### REQUIREMENT
Search the data below for the string "digitalio" and copy all lines where it shows up.
** MATERIAL SUPPLIED follows **
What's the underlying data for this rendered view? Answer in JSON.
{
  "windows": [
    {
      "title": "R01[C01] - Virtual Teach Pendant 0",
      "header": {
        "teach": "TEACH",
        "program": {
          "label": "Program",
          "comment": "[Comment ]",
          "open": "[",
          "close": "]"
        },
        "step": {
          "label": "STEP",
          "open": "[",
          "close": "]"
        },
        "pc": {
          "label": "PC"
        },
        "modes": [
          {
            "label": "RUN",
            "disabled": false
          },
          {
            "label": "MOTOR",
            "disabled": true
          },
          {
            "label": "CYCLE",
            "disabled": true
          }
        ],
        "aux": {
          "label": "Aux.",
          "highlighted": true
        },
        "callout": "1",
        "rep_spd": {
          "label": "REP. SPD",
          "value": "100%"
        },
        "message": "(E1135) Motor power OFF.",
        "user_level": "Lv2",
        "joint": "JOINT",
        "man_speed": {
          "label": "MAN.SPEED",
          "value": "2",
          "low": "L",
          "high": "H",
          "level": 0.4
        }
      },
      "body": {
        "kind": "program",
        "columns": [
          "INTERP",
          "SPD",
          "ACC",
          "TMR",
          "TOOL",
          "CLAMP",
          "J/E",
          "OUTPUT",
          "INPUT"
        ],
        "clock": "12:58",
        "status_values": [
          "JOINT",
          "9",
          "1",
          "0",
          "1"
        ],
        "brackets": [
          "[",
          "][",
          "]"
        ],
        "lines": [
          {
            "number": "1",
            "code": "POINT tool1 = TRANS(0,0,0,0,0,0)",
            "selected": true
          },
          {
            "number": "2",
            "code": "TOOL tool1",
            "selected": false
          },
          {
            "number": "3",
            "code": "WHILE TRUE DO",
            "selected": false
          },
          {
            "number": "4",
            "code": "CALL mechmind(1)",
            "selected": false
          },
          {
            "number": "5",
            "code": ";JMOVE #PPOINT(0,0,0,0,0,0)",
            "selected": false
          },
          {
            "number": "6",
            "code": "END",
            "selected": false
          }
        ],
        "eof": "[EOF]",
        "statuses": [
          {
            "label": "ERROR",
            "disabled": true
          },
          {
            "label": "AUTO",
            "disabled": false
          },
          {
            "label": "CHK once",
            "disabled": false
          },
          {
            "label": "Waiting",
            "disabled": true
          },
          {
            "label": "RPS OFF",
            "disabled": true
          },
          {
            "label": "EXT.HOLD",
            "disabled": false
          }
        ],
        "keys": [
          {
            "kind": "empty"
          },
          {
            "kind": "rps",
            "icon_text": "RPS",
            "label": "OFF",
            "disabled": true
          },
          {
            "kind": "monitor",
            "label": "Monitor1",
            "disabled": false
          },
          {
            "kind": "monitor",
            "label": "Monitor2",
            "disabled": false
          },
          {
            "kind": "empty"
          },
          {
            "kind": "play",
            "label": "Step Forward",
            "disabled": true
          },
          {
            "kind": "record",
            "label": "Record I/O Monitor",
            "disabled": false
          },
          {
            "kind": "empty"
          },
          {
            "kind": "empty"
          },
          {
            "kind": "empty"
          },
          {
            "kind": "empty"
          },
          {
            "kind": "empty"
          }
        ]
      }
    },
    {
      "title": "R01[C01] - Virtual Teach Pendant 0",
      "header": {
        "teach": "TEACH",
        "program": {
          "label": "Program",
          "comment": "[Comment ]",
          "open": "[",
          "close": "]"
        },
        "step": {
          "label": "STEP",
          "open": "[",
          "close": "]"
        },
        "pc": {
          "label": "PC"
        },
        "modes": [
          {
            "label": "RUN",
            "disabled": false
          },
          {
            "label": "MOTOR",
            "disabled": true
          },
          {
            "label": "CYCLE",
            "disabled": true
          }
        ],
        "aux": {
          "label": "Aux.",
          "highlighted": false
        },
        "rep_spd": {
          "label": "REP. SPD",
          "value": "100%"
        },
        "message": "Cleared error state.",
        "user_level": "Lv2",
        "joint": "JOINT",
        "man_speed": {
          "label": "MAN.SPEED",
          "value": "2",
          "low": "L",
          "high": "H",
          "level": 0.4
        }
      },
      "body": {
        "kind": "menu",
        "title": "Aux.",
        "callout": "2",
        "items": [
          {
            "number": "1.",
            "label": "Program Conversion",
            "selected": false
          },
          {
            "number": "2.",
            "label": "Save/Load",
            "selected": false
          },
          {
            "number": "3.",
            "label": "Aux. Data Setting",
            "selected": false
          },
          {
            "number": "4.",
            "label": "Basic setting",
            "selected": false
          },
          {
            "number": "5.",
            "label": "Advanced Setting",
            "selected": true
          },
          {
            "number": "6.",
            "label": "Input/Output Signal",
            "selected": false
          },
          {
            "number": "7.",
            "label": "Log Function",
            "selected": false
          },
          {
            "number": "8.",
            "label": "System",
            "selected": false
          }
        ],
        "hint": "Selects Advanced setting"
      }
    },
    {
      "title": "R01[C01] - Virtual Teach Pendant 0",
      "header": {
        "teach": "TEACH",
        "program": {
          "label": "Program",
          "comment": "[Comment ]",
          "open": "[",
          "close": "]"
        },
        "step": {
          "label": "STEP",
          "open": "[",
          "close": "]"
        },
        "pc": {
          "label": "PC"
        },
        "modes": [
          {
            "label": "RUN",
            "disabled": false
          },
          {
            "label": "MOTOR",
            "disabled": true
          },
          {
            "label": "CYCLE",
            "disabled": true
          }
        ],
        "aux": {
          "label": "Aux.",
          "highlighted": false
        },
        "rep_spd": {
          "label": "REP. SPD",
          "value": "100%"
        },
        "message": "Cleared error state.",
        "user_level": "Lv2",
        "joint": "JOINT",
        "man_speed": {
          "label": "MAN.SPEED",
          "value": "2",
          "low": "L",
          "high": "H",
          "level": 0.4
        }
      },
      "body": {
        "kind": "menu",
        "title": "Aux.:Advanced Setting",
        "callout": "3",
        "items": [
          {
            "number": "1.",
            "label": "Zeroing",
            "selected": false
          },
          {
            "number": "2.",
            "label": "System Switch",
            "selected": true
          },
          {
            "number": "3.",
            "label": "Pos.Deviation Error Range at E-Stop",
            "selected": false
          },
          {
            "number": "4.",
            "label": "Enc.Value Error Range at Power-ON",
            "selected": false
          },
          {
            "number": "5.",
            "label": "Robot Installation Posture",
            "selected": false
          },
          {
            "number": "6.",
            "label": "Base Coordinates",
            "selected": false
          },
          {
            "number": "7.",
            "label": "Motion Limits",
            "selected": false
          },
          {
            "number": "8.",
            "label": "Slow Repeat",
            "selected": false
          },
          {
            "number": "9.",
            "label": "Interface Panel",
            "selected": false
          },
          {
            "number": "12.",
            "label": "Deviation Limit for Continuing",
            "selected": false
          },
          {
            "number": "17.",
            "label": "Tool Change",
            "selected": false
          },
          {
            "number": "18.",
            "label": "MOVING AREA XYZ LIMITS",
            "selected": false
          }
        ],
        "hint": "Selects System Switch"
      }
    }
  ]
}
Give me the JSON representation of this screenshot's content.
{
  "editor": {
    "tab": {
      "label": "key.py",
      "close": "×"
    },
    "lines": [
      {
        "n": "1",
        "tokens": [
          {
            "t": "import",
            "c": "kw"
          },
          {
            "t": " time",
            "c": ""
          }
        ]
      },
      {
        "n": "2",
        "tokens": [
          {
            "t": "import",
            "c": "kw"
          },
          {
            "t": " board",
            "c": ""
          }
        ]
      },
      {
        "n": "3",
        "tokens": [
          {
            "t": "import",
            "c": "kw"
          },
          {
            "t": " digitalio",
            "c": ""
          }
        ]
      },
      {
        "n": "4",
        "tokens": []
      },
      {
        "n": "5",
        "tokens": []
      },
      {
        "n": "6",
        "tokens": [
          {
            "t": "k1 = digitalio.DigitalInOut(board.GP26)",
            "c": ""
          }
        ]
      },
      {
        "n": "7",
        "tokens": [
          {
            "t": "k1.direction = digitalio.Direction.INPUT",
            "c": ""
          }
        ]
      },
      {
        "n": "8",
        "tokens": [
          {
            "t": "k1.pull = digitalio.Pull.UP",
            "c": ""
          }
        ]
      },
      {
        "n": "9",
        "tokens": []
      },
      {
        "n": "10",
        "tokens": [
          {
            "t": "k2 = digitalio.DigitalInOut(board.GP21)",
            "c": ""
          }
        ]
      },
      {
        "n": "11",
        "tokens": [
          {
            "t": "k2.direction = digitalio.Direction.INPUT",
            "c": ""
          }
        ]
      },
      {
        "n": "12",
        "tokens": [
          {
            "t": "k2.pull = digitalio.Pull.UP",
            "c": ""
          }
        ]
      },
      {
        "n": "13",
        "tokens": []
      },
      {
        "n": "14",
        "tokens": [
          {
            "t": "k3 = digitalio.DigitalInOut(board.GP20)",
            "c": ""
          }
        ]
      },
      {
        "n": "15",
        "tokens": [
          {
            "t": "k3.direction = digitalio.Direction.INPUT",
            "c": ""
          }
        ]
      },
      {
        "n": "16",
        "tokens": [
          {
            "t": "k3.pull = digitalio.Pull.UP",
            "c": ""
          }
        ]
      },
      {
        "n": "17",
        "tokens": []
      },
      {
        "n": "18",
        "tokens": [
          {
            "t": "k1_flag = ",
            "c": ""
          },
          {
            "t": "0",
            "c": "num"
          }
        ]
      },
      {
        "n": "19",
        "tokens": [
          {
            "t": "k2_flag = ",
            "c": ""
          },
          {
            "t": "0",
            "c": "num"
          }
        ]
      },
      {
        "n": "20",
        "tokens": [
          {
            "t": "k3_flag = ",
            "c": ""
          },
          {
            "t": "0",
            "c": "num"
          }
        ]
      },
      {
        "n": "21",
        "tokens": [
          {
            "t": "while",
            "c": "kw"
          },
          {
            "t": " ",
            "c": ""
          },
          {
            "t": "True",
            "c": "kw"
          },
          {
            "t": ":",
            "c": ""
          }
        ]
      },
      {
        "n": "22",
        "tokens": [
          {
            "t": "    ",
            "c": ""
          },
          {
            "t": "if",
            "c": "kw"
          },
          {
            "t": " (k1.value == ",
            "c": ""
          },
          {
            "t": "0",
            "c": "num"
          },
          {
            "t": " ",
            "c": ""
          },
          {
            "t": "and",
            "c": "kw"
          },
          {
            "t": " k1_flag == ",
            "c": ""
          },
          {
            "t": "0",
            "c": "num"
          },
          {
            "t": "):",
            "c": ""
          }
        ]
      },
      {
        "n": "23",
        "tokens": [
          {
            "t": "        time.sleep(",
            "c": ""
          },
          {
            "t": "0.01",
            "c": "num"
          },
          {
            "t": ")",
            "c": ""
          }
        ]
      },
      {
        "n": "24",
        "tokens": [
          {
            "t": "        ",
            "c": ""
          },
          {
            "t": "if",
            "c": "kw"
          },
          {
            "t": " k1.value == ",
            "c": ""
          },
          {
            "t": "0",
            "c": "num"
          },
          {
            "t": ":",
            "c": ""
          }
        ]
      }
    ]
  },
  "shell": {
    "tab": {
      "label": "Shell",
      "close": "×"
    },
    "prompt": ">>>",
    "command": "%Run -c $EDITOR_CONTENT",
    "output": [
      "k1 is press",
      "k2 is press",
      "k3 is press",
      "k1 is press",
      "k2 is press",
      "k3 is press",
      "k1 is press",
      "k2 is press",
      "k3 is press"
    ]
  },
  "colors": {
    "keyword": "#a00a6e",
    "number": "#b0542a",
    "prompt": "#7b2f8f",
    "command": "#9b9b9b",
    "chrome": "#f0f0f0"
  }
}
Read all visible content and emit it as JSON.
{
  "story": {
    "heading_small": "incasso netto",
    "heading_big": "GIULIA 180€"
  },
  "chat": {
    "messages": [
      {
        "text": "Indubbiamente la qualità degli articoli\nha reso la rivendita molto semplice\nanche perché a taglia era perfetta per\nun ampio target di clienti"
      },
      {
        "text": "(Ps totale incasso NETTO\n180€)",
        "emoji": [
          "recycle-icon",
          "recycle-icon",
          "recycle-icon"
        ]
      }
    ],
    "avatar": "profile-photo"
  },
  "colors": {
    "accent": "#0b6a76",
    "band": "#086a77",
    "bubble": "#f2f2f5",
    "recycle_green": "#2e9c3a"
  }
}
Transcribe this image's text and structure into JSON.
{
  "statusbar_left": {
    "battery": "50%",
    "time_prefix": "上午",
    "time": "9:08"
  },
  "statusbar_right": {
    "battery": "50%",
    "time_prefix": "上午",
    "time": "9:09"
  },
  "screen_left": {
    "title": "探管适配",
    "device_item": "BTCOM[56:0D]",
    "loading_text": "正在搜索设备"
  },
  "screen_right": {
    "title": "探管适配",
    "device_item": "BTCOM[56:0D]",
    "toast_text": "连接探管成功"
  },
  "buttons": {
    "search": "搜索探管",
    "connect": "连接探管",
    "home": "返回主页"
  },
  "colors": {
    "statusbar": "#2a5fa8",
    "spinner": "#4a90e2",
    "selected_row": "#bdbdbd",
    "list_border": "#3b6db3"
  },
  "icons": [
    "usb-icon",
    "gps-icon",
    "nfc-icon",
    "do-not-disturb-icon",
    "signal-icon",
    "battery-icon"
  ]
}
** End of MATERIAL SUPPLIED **
### EXERCISE RESULT
            "t": " digitalio",
            "t": "k1 = digitalio.DigitalInOut(board.GP26)",
            "t": "k1.direction = digitalio.Direction.INPUT",
            "t": "k1.pull = digitalio.Pull.UP",
            "t": "k2 = digitalio.DigitalInOut(board.GP21)",
            "t": "k2.direction = digitalio.Direction.INPUT",
            "t": "k2.pull = digitalio.Pull.UP",
            "t": "k3 = digitalio.DigitalInOut(board.GP20)",
            "t": "k3.direction = digitalio.Direction.INPUT",
            "t": "k3.pull = digitalio.Pull.UP",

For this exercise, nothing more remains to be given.